Sexes alike. Dull golden-buff above, finely speckled black and white; white below, often with fine , dark spots; heart-shaped, white facial disc striking. Solitary or in pairs; nocturnal, but sometimes hunts during day; normally rests during day, mostly in a tree-cavity, dense creepers or some dark loft; perches upright; flies silently, mostly under 4m from ground; pounces on prey.
very local resident
Sexes alike. Female slightly larger. Distinctive white eye; dark brown crown; black speck on white sides of head; back speckled with white, black and brown. Pale buff on wing shoulders seen in flight diagnostic.
Rock Bush Quail
The male is similar to the Jungle but has white underparts heavily barred with black, a rufous stripe above pale eyebrows, vermiculated beige and black underparts and pale undertail coverts. The female has a plain rufous face, whitish chin and pale supercilium. Habits: Similar to Jungle.
Smaller than the Japanese and Common Quail, the male has a very noticeable stripe on the crown and supercilium with a black and white pattern on the head and neck, a black ‘anchor’ mark on the throat and a prominent black patch on the breast. A black border highlights the white neck.

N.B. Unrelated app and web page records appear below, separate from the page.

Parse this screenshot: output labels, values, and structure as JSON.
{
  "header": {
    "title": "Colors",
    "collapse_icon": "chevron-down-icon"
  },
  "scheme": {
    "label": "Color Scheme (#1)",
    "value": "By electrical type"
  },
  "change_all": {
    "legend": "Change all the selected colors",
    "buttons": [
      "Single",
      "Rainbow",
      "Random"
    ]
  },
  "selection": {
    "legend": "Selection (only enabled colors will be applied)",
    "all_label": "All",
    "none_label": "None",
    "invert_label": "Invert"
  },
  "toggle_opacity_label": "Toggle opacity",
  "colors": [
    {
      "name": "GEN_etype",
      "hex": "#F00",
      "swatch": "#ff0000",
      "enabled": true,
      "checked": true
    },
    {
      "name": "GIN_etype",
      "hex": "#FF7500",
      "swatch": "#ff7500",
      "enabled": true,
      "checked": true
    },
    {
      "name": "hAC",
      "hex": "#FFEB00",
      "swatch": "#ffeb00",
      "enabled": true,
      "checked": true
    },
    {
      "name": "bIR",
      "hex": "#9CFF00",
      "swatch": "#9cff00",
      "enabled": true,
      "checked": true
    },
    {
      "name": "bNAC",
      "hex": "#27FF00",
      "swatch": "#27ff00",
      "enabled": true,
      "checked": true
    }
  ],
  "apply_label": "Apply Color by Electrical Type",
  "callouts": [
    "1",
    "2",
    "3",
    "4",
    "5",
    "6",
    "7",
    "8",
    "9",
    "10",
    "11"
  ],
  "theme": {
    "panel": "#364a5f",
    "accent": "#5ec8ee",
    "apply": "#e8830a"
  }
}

The flanks are streaked with black. The female is very similar to the female Common, except that it has no barring on the primaries. Found in small coveys. Builds shallow, grass-lined nests in standing crops.

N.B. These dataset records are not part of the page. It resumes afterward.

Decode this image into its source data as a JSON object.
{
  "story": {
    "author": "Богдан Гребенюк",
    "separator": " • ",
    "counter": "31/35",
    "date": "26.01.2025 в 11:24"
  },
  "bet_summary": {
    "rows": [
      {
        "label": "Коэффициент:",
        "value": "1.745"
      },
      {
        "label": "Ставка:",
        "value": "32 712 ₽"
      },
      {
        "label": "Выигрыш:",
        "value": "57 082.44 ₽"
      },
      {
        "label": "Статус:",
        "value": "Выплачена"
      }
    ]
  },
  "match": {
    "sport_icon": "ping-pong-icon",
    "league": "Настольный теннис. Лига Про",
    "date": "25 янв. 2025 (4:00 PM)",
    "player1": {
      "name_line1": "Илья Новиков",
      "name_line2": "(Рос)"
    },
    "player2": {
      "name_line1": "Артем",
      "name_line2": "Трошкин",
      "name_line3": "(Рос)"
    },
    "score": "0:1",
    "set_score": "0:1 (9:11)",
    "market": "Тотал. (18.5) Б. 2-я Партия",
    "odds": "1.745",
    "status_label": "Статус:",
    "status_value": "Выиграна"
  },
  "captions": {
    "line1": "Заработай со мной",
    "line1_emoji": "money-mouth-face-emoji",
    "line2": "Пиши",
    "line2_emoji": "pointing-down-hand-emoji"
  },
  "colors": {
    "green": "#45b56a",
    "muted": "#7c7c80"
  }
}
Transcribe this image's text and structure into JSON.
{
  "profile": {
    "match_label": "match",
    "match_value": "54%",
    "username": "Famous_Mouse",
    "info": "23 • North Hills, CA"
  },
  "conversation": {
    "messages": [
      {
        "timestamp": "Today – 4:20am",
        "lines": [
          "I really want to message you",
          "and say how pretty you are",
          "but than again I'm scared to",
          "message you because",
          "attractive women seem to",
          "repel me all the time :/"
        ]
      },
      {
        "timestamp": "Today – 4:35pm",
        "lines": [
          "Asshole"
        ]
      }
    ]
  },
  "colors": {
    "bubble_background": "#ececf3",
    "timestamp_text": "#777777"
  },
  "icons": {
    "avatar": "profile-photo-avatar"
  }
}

Asian Barred Owlet
Small, relatively long-tailed owl, with darkly barred body; similar to Jungle, but larger, with buff, not rufous, primaries; body not so finely barred; longer, broader tail; lower flanks streaked not barred; heavily barred crown contrasts with spotted of Collared; also, no hind neck ‘face’; solitary, or in pairs; diurnal; often perches in open to search for prey; wags tail from side to side when disturbed or alarmed; undulating flight.

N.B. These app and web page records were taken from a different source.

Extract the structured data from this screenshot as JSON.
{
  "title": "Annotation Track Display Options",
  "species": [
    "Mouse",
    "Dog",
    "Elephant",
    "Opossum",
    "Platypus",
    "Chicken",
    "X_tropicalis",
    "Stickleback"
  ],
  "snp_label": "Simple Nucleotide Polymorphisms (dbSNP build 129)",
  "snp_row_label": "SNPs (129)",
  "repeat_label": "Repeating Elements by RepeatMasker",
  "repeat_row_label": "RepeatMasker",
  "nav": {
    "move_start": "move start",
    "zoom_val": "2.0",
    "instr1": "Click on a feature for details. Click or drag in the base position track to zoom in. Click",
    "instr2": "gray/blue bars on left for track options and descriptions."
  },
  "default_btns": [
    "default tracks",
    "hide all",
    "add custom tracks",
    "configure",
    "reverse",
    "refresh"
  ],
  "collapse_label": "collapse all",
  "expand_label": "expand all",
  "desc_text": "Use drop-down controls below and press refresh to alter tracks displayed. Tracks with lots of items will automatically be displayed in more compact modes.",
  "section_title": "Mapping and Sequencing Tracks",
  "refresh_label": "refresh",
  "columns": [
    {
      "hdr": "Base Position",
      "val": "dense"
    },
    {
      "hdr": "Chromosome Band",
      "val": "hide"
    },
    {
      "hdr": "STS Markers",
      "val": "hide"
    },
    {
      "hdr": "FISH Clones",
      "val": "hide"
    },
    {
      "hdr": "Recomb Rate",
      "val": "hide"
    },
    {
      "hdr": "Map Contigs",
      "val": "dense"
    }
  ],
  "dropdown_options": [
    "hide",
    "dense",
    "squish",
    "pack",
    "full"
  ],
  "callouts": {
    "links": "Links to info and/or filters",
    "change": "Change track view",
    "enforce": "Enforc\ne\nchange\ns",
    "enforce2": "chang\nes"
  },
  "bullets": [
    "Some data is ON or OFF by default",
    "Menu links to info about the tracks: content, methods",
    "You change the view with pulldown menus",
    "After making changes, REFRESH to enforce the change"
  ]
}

Small, distinctive cuckoo, with grey head and upper body, and unbarred grey breast and belly; white vent and white-barred undertail coverts; hepatic female and immature similar to Plaintive, but brighter rufous; lack supercilium and barred tail of Banded Bay; lighter barring on crown and nape; cross-barred back,
narrow-barred white underparts; mostly solitary; as with Plaintive, mainly arboreal, keeping to treetops and restlessly changing perches while singing; may descend to ground in pursuit of insects.
Sexes alike. Olivebrown plumage; long, graduated tail, with broad white tips to blackish outer feathers diagnostic in flight; cherryred beak, with yellow tip. Solitary or in pairs; sometimes 4 or 5 birds in the neighbourhood; move mostly on ground, in dense growth; may clamber out on some bush tops or low trees; flight weak and short
Breeding male: crimson and brown, spotted white on wings and flanks; white-tipped tail. Female: brown above, spotted on wings; crimson rump; dull white throat; buffy-grey breast, yellow brown below. Non-breeding male: like female, but greyer throat; upper breast distinctive. Small flocks, often with other weavers; partial to tall grass and scrub, preferably around well-watered areas; active and vibrant birds and rather confiding; huge numbers captured for bird markets.
Sexes alike. Olive-grey above, greener on rump; white-tipped tail; dull whitishgrey below, streaked brown, more on breast; orange-red eyes and thick, blue-grey beak seen at close range. Solitary or in pairs in canopy foliage; arboreal, restless; flicks tail often as it hunts under leaves or along branches; frequents parasitic clumps of Loranthus and Viscum.
Small, compact, pale sandy grey Calandrella lark, with fine, mostly pale bill and legs; weakly streaked above, though crown may have more distinct streaking; whitish below, with faint streaks on breast; well-defined pale supercilium; white crescent below eye stripe; pale ear covert patch; looks chunkier than other Shorttoed larks; sometimes raises a short, rounded crest; short primary projection; found in small flocks; runs along the ground in short sprints; male displays aerially over territory